> **Problem details**
Copy every line of the data that includes the string "Riwayat".

> **Listed entries**
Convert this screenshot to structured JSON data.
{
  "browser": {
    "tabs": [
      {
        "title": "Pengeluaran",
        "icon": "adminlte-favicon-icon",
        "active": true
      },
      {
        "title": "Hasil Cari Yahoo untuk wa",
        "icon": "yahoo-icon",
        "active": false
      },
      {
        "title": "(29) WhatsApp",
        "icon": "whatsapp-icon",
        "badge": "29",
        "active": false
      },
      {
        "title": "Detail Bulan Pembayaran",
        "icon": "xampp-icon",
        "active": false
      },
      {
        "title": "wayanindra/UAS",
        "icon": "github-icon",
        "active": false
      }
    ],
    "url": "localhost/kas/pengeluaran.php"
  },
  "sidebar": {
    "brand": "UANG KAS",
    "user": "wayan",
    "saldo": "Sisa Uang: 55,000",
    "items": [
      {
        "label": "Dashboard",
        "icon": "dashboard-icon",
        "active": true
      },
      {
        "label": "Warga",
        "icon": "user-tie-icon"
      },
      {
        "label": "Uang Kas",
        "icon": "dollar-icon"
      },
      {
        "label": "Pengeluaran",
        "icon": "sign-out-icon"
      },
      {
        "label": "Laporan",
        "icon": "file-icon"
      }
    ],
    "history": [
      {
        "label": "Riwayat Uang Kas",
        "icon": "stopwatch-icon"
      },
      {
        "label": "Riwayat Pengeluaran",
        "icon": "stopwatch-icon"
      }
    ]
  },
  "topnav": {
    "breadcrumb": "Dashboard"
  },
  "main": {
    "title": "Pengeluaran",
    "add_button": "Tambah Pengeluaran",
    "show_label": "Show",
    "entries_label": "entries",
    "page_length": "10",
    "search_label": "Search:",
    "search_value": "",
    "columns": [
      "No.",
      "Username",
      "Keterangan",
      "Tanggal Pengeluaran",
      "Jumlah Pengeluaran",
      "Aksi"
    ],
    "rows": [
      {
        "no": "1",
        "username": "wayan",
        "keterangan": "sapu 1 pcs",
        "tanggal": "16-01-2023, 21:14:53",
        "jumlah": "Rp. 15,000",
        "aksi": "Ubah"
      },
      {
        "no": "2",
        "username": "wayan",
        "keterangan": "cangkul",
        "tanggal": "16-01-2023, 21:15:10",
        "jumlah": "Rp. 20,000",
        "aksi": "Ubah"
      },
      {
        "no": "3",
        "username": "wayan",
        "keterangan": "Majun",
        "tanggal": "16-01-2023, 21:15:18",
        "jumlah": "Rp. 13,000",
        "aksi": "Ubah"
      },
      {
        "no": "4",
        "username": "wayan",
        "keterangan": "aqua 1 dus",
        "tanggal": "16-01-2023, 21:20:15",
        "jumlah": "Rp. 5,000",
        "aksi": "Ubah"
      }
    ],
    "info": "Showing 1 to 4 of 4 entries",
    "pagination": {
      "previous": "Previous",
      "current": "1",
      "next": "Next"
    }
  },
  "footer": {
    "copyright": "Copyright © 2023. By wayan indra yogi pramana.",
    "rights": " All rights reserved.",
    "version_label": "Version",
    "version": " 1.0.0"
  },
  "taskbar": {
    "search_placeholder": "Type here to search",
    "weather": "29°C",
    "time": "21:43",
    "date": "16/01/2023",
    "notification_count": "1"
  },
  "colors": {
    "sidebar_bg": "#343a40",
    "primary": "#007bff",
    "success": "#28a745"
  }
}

> **Written answer**
        "label": "Riwayat Uang Kas",
        "label": "Riwayat Pengeluaran",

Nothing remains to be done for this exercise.